Service. She says the justices seemed to be rightly focused on navigable waters, not distracted by questions about private and state land.

“Basically, the Park Service has always managed navigable water, since its inception,” she said. “And it clearly has the authority to do that (in Alaska) because ANILCA says to the Park Service: ‘Go and manage these rivers. You have to allow motorboats and you have to allow plane landings, but you make all the other decisions, you protect the park resources. You’re here to protect fish and wildlife.’”

Attorney Jon Katchen wrote a brief supporting Sturgeon. Photo: Liz Ruskin/APRN.
Attorney Jon Katchen wrote a brief supporting Sturgeon. Photo: Liz Ruskin/APRN.

Jon Katchen wrote a brief supporting Sturgeon on behalf of Alaska’s congressional delegation.

“I think it’s a complicated case with complicated issues,” he said.  ”  was definitely pleased that everyone seemed to be on board that the 9th Circuit decision has to go out the door.”

He says the Supreme Court has a lot of options. It could overturn the 9th Circuit’s holding, and still rule in favor of the Park Service on other grounds. Or it could rule for Sturgeon. Or Katchen says, it could send the case back down and instruct the 9th Circuit try again.

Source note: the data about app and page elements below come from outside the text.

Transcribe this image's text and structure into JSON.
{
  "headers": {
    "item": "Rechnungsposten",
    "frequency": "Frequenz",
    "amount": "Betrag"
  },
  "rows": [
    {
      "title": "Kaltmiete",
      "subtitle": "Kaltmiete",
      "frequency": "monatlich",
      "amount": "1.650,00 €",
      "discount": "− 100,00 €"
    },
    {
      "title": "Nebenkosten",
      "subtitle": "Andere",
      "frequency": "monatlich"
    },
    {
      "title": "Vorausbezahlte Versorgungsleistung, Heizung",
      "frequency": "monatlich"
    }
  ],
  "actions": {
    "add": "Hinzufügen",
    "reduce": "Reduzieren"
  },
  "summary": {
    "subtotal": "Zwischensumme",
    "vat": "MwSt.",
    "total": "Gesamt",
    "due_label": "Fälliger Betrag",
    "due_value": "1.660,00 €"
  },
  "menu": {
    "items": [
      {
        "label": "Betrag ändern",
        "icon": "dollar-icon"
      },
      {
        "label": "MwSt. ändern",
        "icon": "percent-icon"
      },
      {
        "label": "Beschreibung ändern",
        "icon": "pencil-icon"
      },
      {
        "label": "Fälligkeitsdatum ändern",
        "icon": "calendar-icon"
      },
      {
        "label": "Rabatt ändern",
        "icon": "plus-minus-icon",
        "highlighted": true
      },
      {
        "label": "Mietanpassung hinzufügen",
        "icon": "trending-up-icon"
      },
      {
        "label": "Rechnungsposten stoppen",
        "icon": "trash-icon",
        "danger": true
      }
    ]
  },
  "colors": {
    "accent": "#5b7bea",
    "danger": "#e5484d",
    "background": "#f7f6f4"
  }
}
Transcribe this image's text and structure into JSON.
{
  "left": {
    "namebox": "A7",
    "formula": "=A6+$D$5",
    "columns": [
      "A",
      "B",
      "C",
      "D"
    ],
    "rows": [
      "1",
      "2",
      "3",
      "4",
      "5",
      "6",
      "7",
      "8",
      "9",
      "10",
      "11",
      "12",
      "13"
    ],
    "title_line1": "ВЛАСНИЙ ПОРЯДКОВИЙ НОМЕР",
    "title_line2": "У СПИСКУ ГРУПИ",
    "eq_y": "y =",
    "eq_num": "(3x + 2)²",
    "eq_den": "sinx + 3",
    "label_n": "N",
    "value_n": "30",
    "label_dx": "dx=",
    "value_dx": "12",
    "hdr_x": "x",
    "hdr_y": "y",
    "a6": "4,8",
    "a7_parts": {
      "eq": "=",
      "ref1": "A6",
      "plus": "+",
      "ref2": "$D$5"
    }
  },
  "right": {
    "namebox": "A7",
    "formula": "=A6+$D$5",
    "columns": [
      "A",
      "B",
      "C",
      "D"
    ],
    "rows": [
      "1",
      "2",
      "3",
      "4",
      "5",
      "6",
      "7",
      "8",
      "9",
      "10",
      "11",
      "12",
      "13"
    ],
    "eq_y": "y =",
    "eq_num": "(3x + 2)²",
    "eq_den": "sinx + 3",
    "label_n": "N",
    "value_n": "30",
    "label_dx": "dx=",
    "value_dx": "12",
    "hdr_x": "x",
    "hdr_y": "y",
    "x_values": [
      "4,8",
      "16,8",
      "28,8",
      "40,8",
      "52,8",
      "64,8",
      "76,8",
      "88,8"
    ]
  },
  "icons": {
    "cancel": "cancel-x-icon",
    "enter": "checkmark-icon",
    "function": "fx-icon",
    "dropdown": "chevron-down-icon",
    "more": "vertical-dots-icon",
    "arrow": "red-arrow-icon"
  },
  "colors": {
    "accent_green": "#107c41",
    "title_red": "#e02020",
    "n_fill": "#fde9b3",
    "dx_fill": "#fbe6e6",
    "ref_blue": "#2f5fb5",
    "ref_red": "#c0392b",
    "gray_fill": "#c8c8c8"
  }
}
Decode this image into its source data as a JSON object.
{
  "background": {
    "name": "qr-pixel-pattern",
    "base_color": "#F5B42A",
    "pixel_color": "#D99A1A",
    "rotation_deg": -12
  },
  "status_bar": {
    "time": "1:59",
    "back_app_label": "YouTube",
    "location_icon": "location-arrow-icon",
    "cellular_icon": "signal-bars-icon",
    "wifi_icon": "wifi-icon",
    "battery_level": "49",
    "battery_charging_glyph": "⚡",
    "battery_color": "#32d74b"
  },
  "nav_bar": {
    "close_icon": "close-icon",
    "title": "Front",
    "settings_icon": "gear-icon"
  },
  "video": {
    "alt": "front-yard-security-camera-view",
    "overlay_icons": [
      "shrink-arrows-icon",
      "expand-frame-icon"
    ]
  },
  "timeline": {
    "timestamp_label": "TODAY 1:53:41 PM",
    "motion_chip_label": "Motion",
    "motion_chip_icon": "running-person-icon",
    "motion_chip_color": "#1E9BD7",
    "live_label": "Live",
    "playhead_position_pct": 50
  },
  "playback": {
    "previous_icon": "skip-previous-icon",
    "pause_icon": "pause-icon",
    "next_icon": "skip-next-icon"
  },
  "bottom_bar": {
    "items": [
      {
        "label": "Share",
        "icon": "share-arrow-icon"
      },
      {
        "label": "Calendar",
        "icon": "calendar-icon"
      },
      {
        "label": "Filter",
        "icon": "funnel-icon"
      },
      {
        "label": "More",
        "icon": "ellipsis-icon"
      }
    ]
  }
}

“I may be misreading the court, but certainly it seemed like two or three or four of them were a bit confused by the case and how they wanted to proceed,” he said.

 

As for John Sturgeon, he says he still goes on his annual moose hunt, in the same area, but he takes his jet boat or a small airboat. Sturgeon says he’s had no more confrontations with Park rangers.

“They’ve kind of avoided me,” he said. “In fact, I go on this side of the river and I see them going on that side of the river.”

He says the hovercraft is in his yard in south Anchorage, under a blue tarp.

“I’ve still got it. Then engine is in the garage, and when I win, I’m going to put it back in and I’m going to go moose hunting again,” he said.

There’s no telling when the court will issue its opinion, but almost certainly before the current term ends in June.

 

The U.S. Supreme Court is hearing a landmark case this week on the reach of federal authority in Alaska. Photo: APRN/Liz Ruskin.
Supporters and family gather around John Sturgeon after the U.S. Supreme Court heard his case challenging the extent of Park Service authority in Alaska’s national parks and preserves. Photo: APRN/Liz Ruskin.